I was born in 1969 in Ajisu, Yamaguchi city. I immediately moved to Tokyo and spent time in Machida city and Kokubunji city. When I enrolled in elementary school, I moved to Mito City, Ibaraki, and spent time there until I graduated from high school. I moved houses a lot because my father was a professor in the intellectual history of modern Japanese thought (Freedom and People's Rights Movement) at various universities. Both my mother and elder sister were professors in Cookery Science (the retrogradation of starchy foods) and Child Psychology in universities, respectively. I grew up in a so-called family of scholars.
When I was around five years old I just happened to listen to Beethoven's symphonies on LP vinyl records and became obsessed with classical music, dreaming of becoming a conductor while swinging chopsticks instead of a conductor's baton. The wonderful encounter with classical music greatly influenced my life.
After graduating from “Mito Daiichi high school”, I moved to Fukuoka to attend the Faculty of Agriculture, at Kyushu University. I really wanted to go to a college of music to become a professional oboe player (I had started playing in junior high school), but that didn't happen. Nevertheless, I couldn't give up that dream, and while I was in university I was absorbed with orchestral activities. Through this I met my wife, Eiko, who was playing the violin.
When I entered the Department of Forestry and was in the doctoral course, a new analytical electron microscope was introduced into the lab, and I used this device to visualize the distribution of preservatives (inorganic elements) in treated wood, and obtained my PhD degree. As I used the analytical electron microscope to observe and visualize the beautiful appearance of wood microstructure (nature), my intellectual curiosity gradually filled me. I also felt that it had something in common with orchestral (music) activities, and eventually I realized that I wanted to live in the world of scientific research.
By the time I completed my PhD, I was already over 30 and couldn't get a permanent job right away. As Eiko was then a pharmacist, she worked for almost two years earning our living expenses (I am no match for Eiko!). I came to the realization that academic research in Japan is largely supported by women.
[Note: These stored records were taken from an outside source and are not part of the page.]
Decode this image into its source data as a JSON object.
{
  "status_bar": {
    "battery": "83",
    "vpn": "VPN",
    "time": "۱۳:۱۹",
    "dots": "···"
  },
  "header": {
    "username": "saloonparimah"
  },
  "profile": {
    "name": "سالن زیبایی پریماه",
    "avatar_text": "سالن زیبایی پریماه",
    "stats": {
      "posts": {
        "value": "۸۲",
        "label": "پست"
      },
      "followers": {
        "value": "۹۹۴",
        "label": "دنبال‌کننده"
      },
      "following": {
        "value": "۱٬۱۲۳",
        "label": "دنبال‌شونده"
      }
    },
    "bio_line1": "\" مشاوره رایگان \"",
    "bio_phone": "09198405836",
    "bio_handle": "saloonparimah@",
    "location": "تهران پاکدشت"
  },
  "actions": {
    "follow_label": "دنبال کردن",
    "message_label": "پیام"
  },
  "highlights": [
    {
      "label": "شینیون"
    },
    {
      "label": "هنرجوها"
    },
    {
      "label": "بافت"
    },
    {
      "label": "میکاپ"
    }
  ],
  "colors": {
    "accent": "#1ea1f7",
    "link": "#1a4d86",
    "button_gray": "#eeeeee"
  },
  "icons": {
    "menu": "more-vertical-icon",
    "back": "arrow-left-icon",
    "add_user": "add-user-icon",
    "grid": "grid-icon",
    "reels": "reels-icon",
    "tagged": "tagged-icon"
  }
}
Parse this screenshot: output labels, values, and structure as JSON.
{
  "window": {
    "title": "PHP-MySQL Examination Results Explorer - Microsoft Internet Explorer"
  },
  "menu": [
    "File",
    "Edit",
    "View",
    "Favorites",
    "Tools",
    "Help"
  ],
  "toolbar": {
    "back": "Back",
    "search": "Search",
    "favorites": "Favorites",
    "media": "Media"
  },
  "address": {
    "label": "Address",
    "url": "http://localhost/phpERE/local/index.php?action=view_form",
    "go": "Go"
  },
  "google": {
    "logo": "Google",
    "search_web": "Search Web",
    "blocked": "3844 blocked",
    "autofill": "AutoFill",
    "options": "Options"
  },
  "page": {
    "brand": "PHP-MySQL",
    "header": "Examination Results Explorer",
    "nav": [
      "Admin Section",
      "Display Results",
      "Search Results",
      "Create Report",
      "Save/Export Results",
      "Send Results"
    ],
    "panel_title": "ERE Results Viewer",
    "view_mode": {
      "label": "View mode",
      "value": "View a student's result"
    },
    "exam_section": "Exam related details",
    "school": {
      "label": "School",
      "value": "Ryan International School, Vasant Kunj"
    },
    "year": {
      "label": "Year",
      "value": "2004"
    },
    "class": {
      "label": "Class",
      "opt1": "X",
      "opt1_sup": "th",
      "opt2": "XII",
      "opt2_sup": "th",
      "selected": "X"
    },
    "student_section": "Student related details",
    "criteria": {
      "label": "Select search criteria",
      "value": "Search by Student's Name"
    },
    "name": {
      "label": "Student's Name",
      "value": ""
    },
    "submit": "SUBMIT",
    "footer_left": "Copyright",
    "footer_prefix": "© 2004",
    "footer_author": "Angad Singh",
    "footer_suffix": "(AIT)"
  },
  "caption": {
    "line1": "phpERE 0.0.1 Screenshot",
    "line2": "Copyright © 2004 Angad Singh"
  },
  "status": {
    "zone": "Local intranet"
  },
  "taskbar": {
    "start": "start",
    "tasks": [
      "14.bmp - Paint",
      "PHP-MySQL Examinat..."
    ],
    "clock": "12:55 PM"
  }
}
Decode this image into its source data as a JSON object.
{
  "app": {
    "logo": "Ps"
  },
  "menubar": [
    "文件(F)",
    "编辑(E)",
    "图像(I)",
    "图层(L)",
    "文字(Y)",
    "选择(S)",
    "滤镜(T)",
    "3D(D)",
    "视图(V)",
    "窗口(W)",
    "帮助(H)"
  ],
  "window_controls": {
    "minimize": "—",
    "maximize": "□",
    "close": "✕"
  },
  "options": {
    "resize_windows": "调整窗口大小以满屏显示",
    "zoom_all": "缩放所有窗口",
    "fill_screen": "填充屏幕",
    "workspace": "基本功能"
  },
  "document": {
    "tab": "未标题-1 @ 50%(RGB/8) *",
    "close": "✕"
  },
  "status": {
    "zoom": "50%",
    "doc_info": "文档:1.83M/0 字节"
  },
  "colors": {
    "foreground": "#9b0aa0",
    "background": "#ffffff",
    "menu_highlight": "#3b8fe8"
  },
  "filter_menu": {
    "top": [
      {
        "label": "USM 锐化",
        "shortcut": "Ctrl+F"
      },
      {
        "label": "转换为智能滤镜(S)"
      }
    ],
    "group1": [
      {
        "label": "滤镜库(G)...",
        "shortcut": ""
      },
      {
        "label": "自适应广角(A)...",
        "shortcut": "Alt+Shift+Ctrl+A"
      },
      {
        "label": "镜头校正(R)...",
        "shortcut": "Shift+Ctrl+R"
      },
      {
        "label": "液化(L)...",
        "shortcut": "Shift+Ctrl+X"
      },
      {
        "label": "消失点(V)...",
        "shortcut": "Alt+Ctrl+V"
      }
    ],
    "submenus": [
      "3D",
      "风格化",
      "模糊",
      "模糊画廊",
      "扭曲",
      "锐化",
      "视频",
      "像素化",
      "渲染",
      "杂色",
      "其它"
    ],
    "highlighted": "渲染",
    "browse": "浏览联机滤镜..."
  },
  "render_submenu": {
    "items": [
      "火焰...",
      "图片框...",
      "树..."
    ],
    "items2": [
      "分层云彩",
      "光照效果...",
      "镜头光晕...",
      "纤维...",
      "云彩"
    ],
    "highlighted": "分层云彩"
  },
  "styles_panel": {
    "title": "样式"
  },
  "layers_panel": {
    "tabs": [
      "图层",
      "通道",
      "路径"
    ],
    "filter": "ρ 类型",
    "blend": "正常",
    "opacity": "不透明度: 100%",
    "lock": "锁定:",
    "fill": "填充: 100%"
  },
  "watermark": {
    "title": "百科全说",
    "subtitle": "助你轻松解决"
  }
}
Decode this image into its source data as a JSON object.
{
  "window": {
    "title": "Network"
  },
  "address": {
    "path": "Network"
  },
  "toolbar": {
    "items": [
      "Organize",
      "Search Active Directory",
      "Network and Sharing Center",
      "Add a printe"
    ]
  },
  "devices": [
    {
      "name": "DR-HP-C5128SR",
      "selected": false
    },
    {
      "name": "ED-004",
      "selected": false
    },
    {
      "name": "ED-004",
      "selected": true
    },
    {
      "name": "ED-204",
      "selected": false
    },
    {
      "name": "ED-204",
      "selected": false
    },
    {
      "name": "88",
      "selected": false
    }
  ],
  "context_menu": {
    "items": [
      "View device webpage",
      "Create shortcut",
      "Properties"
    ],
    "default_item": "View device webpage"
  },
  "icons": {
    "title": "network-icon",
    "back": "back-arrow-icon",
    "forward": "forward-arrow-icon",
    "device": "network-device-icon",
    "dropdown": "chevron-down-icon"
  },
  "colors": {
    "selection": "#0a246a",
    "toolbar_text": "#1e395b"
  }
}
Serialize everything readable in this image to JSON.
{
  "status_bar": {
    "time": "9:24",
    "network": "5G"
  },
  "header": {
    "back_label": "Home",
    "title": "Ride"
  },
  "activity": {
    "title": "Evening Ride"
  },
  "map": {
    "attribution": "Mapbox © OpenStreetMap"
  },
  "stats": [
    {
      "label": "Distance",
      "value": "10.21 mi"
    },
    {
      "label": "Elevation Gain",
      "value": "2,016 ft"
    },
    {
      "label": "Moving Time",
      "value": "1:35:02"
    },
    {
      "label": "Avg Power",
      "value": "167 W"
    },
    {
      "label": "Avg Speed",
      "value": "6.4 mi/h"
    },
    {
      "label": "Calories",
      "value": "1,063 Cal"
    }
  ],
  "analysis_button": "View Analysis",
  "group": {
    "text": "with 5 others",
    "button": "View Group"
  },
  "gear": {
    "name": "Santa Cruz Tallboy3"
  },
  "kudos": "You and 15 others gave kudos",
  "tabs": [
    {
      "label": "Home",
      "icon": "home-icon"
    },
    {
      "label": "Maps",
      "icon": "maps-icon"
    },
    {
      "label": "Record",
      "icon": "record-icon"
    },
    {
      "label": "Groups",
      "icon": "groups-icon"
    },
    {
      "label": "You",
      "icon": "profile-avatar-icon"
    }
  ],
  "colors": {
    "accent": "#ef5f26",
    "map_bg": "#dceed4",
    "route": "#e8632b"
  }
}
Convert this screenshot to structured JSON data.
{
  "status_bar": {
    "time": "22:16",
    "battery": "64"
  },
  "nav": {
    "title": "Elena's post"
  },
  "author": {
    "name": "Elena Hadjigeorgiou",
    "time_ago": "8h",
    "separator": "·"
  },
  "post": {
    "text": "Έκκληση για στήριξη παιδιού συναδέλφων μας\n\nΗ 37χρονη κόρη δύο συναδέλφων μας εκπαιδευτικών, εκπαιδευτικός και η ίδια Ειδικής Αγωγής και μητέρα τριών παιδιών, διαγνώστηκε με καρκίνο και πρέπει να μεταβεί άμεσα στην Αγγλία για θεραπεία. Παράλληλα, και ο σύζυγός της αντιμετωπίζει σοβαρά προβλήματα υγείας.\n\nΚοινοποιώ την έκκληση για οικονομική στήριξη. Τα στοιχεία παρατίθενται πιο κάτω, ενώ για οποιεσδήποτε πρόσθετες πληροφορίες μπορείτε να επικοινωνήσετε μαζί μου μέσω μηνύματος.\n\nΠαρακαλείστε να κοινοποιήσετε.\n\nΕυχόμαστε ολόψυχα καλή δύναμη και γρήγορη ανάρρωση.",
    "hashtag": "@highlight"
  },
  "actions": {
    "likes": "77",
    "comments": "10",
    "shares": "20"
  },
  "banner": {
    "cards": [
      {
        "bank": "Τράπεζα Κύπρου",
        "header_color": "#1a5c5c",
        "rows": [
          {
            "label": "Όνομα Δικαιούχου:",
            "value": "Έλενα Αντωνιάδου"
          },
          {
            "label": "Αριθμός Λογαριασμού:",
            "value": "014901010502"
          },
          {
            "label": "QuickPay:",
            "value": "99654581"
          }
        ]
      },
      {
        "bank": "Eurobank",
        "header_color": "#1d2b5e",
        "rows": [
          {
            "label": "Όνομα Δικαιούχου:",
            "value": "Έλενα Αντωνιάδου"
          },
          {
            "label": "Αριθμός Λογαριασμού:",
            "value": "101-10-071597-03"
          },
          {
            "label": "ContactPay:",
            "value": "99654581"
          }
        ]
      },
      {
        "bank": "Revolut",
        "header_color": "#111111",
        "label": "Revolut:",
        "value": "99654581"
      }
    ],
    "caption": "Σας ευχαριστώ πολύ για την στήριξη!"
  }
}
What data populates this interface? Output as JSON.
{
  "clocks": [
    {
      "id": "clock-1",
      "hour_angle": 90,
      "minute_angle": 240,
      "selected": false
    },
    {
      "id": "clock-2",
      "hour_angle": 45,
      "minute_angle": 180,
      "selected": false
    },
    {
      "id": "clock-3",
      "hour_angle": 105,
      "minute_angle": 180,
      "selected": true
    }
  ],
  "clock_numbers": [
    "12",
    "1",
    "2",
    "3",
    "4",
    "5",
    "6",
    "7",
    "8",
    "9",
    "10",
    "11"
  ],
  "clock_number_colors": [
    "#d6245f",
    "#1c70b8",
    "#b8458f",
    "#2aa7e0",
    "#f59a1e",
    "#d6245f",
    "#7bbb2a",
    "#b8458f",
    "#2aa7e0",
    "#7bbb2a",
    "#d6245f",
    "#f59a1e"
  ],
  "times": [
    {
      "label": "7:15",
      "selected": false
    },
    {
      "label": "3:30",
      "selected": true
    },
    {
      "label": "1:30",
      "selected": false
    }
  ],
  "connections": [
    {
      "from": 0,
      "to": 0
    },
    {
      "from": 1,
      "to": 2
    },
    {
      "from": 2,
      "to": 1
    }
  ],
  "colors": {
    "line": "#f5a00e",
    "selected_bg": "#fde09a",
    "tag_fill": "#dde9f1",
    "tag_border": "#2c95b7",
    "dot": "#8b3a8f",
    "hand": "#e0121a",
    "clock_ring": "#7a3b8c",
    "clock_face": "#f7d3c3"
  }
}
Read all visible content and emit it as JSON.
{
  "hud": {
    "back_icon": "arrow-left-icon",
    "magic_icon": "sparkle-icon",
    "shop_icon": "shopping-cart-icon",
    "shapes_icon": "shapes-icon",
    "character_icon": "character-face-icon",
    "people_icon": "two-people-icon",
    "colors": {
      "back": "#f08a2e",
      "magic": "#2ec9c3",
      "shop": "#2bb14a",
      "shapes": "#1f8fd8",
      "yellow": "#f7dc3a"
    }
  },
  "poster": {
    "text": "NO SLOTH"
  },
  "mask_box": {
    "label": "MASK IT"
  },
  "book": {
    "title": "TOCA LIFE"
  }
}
Around this time, Dr. Makoto Kiguchi, who worked at FFPRI (Forestry and Forest Products Research Institute) (he has since moved to Nihon Univ. as a professor), was interested in my PhD thesis. He welcomed and invited me to the FFPRI in December 2003 where I worked in the wood protection laboratory, and finally had a permanent job. Makoto strongly suggested that I should further improve my skills with the visualization technique, and recommended that I should spend time working with Prof. Phil Evans at UBC in Vancouver. I was grateful for that opportunity, and as I got funding from an OECD fellowship, I stayed at UBC as a visiting fellow for half a year from August to December 2006. Eiko accompanied me during this time.
While my visit to UBC was only for half a year, this event made a significant impact on my life. Even after returning to the FFPRI, I continued the visualization research to figure out the penetration mechanism of preservatives into wood cell walls, and then, I had a strong desire to capture it with nano and atomic level resolution using state-of-the-art electron microscopes.
After I got the permanent job at the FFPRI, I started to participate in the IRG, initially at IRG35 (2004) held in Ljubljana, Slovenia. I also participated in IRG38 (2007) at Jackson Lake, Wyoming in USA (I was delayed due to flight delays departing Japan, so Prof. Phil Evans presented on my behalf), IRG39 (2008) held in Istanbul, Turkey, and IRG Americas Regional meeting (2008) held in Playa Flamingo, Costa Rica. After the IRG Americas meeting, I became an IRG member and officially part of the IRG Family, which made me very happy. I also took part in IRG40 (2009) in Beijing, China, IRG41 (2010) in Biarritz, France, IRG42 (2011) in Queenstown, New Zealand, IRG43 (2012) in Kuala Lumpur, Malaysia, IRG44 (2013) in Stockholm, Sweden, and IRG45 (2014) in St. George, Utah, USA. After serving as a section chair for a while, I joined the Scientific Program Committee (SPC) for several years.
I was seconded from the FFPRI to the Forestry Agency, Ministry of Agriculture, Forestry and Fisheries for two years from April 2015 to March 2018. I unfortunately left my research activities during that time. Even after I returned to FFPRI after being seconded, I was engaged in research administration for three years, so I could not carry out research activities like before for almost five years.
However, I have resumed my research activities from around 2019, and thus I was able to participate in IRG meetings again, starting with IRG50 (2019) in Quebec, Canada. I was happy to be able to meet IRG members with my wife and son. I joined the IRG EC in 2020, and I hope to participate in IRG meetings as before -.from now on!
This bio was written for the October 2021 IRG newsletter.